In response to recent letters/rants regarding the Enbridge expansion projects, first of all there are no guarantees in life. None! If we do not want to harm in any way, shape or form the environment we must all leave this earth to do so. That is not much of an option in my book. So the goal should be to act as a good steward to the environment (and everything else) and use the tools God gave us – brains and resources – to do so.

Anyone with factual knowledge knows that pipelines are by far safer for transportation of energy products based on volumes moved than any other form. Pipelines can be and are built in an environmentally friendly way – provided the rules are set forth and known at the time of construction. The concern over pipelines crossing or going near rivers and lakes is real! But that environmental risk is unmeasurably small. There are no guarantees. I have not seen any data – and none may exist – but railroads have bridges that cross rivers and streams and also transport oil. Those same railroads cross roads, they hit cars (when the human driving is not paying attention), and have spills. Remember the Benzene spill in Superior, Wis. in 1992 where a rail car/tanker came off a bridge, landed in the Nemadji River, broke open and caused the evacuation of 50,000 people? Railroads also have a higher frequency of accidents when measured against volume transported. That concerns me. But not so much that I believe it cannot be fixed by safety protocols and close regulation and society will improve as a result of that.

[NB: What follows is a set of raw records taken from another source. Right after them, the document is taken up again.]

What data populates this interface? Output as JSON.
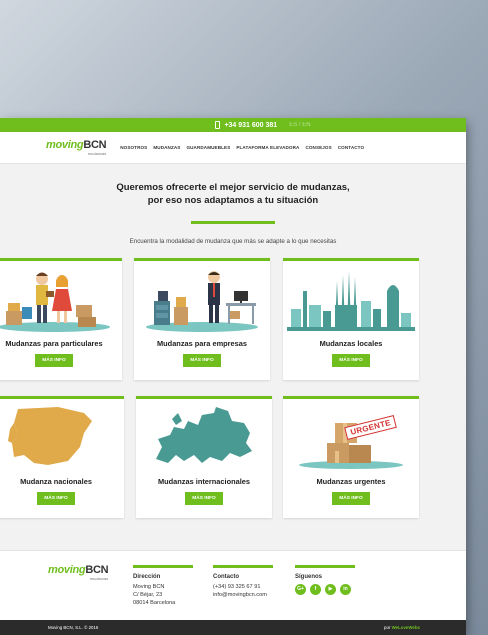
{
  "topbar": {
    "phone": "+34 931 600 381",
    "lang": "ES / EN"
  },
  "brand": {
    "moving": "moving",
    "bcn": "BCN",
    "sub": "mudanzas"
  },
  "nav": {
    "items": [
      "NOSOTROS",
      "MUDANZAS",
      "GUARDAMUEBLES",
      "PLATAFORMA ELEVADORA",
      "CONSEJOS",
      "CONTACTO"
    ]
  },
  "hero": {
    "title_line1": "Queremos ofrecerte el mejor servicio de mudanzas,",
    "title_line2": "por eso nos adaptamos a tu situación",
    "subtitle": "Encuentra la modalidad de mudanza que más se adapte a lo que necesitas"
  },
  "cards": [
    {
      "title": "Mudanzas para particulares",
      "button": "MÁS INFO",
      "icon": "family-boxes-illustration"
    },
    {
      "title": "Mudanzas para empresas",
      "button": "MÁS INFO",
      "icon": "office-illustration"
    },
    {
      "title": "Mudanzas locales",
      "button": "MÁS INFO",
      "icon": "barcelona-skyline-illustration"
    },
    {
      "title": "Mudanza nacionales",
      "button": "MÁS INFO",
      "icon": "spain-map-illustration"
    },
    {
      "title": "Mudanzas internacionales",
      "button": "MÁS INFO",
      "icon": "europe-map-illustration"
    },
    {
      "title": "Mudanzas urgentes",
      "button": "MÁS INFO",
      "icon": "urgent-boxes-illustration",
      "stamp": "URGENTE"
    }
  ],
  "footer": {
    "direccion": {
      "title": "Dirección",
      "lines": [
        "Moving BCN",
        "C/ Béjar, 23",
        "08014 Barcelona"
      ]
    },
    "contacto": {
      "title": "Contacto",
      "lines": [
        "(+34) 93 325 67 91",
        "info@movingbcn.com"
      ]
    },
    "siguenos": {
      "title": "Síguenos",
      "icons": [
        "G+",
        "f",
        "▶",
        "in"
      ]
    },
    "copyright": "Moving BCN, S.L. © 2016",
    "credit_prefix": "por",
    "credit_name": "WeLoveWebs"
  },
  "colors": {
    "accent": "#6fbe1e",
    "dark": "#2b2b2b",
    "map_spain": "#e0a94a",
    "map_europe": "#4a9a94"
  }
}
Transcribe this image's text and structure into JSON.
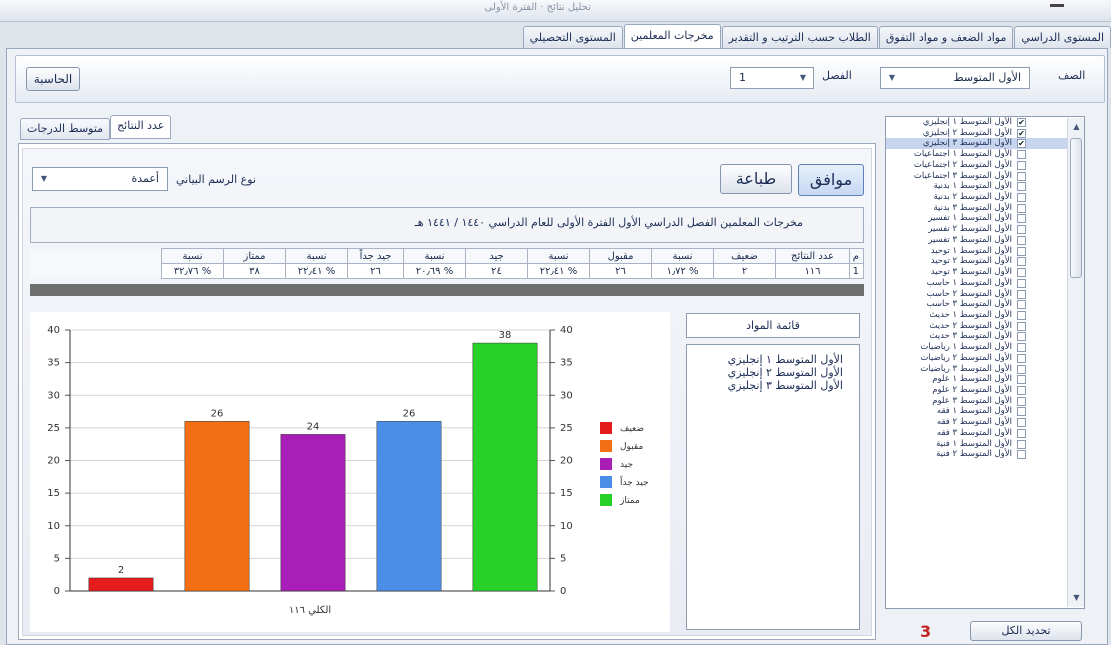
{
  "window": {
    "title": "تحليل نتائج · الفترة الأولى"
  },
  "main_tabs": [
    {
      "label": "المستوى الدراسي",
      "active": false
    },
    {
      "label": "مواد الضعف و مواد التفوق",
      "active": false
    },
    {
      "label": "الطلاب حسب الترتيب و التقدير",
      "active": false
    },
    {
      "label": "مخرجات المعلمين",
      "active": true
    },
    {
      "label": "المستوى التحصيلي",
      "active": false
    }
  ],
  "toolbar": {
    "class_label": "الصف",
    "class_value": "الأول المتوسط",
    "section_label": "الفصل",
    "section_value": "1",
    "calc_button": "الحاسبة"
  },
  "sub_tabs": [
    {
      "label": "متوسط الدرجات",
      "active": false
    },
    {
      "label": "عدد النتائج",
      "active": true
    }
  ],
  "chart_controls": {
    "type_label": "نوع الرسم البياني",
    "type_value": "أعمدة",
    "print_button": "طباعة",
    "ok_button": "موافق"
  },
  "report_title": "مخرجات المعلمين الفصل الدراسي الأول الفترة الأولى للعام الدراسي ١٤٤٠ / ١٤٤١ هـ",
  "stats_table": {
    "headers": [
      "م",
      "عدد النتائج",
      "ضعيف",
      "نسبة",
      "مقبول",
      "نسبة",
      "جيد",
      "نسبة",
      "جيد جداً",
      "نسبة",
      "ممتاز",
      "نسبة"
    ],
    "row": [
      "1",
      "١١٦",
      "٢",
      "% ١٫٧٢",
      "٢٦",
      "% ٢٢٫٤١",
      "٢٤",
      "% ٢٠٫٦٩",
      "٢٦",
      "% ٢٢٫٤١",
      "٣٨",
      "% ٣٢٫٧٦"
    ]
  },
  "chart_data": {
    "type": "bar",
    "categories": [
      "ضعيف",
      "مقبول",
      "جيد",
      "جيد جداً",
      "ممتاز"
    ],
    "values": [
      2,
      26,
      24,
      26,
      38
    ],
    "colors": [
      "#e41c1c",
      "#f36f13",
      "#a91eb6",
      "#4a8ee8",
      "#27d127"
    ],
    "ylim": [
      0,
      40
    ],
    "yticks": [
      "0",
      "5",
      "10",
      "15",
      "20",
      "25",
      "30",
      "35",
      "40"
    ],
    "xlabel": "الكلي ١١٦",
    "grid": true,
    "legend": "right"
  },
  "subjects": {
    "header": "قائمة المواد",
    "items": [
      "الأول المتوسط ١ إنجليزي",
      "الأول المتوسط ٢ إنجليزي",
      "الأول المتوسط ٣ إنجليزي"
    ]
  },
  "class_list": [
    {
      "label": "الأول المتوسط ١ إنجليزي",
      "checked": true,
      "selected": false
    },
    {
      "label": "الأول المتوسط ٢ إنجليزي",
      "checked": true,
      "selected": false
    },
    {
      "label": "الأول المتوسط ٣ إنجليزي",
      "checked": true,
      "selected": true
    },
    {
      "label": "الأول المتوسط ١ اجتماعيات",
      "checked": false,
      "selected": false
    },
    {
      "label": "الأول المتوسط ٢ اجتماعيات",
      "checked": false,
      "selected": false
    },
    {
      "label": "الأول المتوسط ٣ اجتماعيات",
      "checked": false,
      "selected": false
    },
    {
      "label": "الأول المتوسط ١ بدنية",
      "checked": false,
      "selected": false
    },
    {
      "label": "الأول المتوسط ٢ بدنية",
      "checked": false,
      "selected": false
    },
    {
      "label": "الأول المتوسط ٣ بدنية",
      "checked": false,
      "selected": false
    },
    {
      "label": "الأول المتوسط ١ تفسير",
      "checked": false,
      "selected": false
    },
    {
      "label": "الأول المتوسط ٢ تفسير",
      "checked": false,
      "selected": false
    },
    {
      "label": "الأول المتوسط ٣ تفسير",
      "checked": false,
      "selected": false
    },
    {
      "label": "الأول المتوسط ١ توحيد",
      "checked": false,
      "selected": false
    },
    {
      "label": "الأول المتوسط ٢ توحيد",
      "checked": false,
      "selected": false
    },
    {
      "label": "الأول المتوسط ٣ توحيد",
      "checked": false,
      "selected": false
    },
    {
      "label": "الأول المتوسط ١ حاسب",
      "checked": false,
      "selected": false
    },
    {
      "label": "الأول المتوسط ٢ حاسب",
      "checked": false,
      "selected": false
    },
    {
      "label": "الأول المتوسط ٣ حاسب",
      "checked": false,
      "selected": false
    },
    {
      "label": "الأول المتوسط ١ حديث",
      "checked": false,
      "selected": false
    },
    {
      "label": "الأول المتوسط ٢ حديث",
      "checked": false,
      "selected": false
    },
    {
      "label": "الأول المتوسط ٣ حديث",
      "checked": false,
      "selected": false
    },
    {
      "label": "الأول المتوسط ١ رياضيات",
      "checked": false,
      "selected": false
    },
    {
      "label": "الأول المتوسط ٢ رياضيات",
      "checked": false,
      "selected": false
    },
    {
      "label": "الأول المتوسط ٣ رياضيات",
      "checked": false,
      "selected": false
    },
    {
      "label": "الأول المتوسط ١ علوم",
      "checked": false,
      "selected": false
    },
    {
      "label": "الأول المتوسط ٢ علوم",
      "checked": false,
      "selected": false
    },
    {
      "label": "الأول المتوسط ٣ علوم",
      "checked": false,
      "selected": false
    },
    {
      "label": "الأول المتوسط ١ فقه",
      "checked": false,
      "selected": false
    },
    {
      "label": "الأول المتوسط ٢ فقه",
      "checked": false,
      "selected": false
    },
    {
      "label": "الأول المتوسط ٣ فقه",
      "checked": false,
      "selected": false
    },
    {
      "label": "الأول المتوسط ١ فنية",
      "checked": false,
      "selected": false
    },
    {
      "label": "الأول المتوسط ٢ فنية",
      "checked": false,
      "selected": false
    }
  ],
  "select_all_button": "تحديد الكل",
  "selected_count": "3"
}
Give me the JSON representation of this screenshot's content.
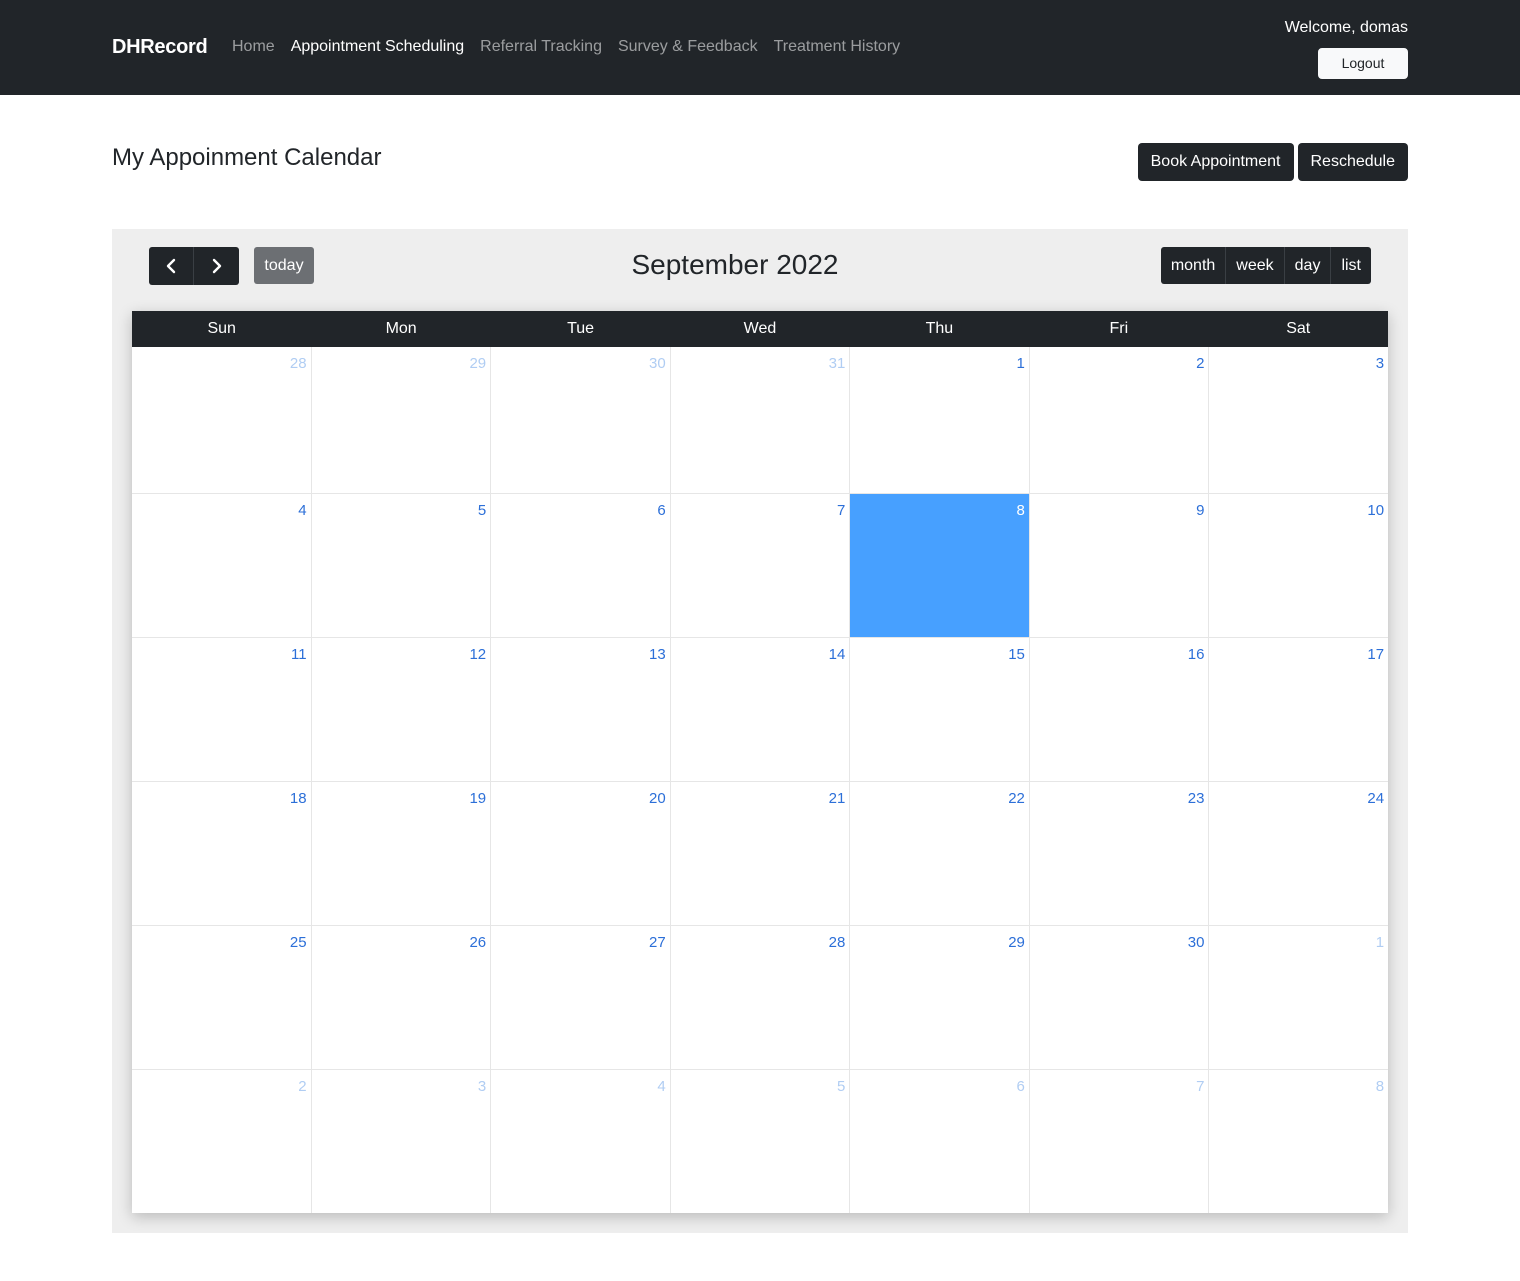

An analogy that I have told others is that people die every day in auto accidents – we don’t stop building cars because of that, do we? No, we learn from the mistakes that humans make while driving and then we build the cars safer because of that, and that is what we as Americans do. It is also exactly what is being done in the pipeline industry. They (the pipelines) are getting safer every day. As long as man is involved, perfection will be absent, but moving to the zero point will always be the goal.

The problem with all the brilliant ideas out there is that they “go nowhere.” Using existing corridors (when available) is always a better option, and generally shorter, and generally less expensive, and generally cause less impact to the environment and to the general public. The less miles of pipe in the ground to me means less overall impact to the environment and that I think is a tough argument to beat? Not to say that a straight line is the only option, because a little sashay here and there is fine, but to make a 600-mile pipeline along existing corridors or a 1,500-mile pipeline that is 50 percent in new territory is just dumb if the goal and destination is the same. It may get next to a river or stream or lake, but they (pipelines) do not regularly travel through towns (like rails regularly do), they are safer (than rails), and cheaper (than rails).

Pipeline spills do not scare me, they concern me. Texting and driving – that scares me! We are ingenious individuals, we clean up our messes, and we learn from our mistakes so they don’t happen again. Rather than fight change and things that matter to all of us – embrace change and work to make it better. Stopping progress does not change anything. Think about it…

Bob Schoneberger

Gordon, Wis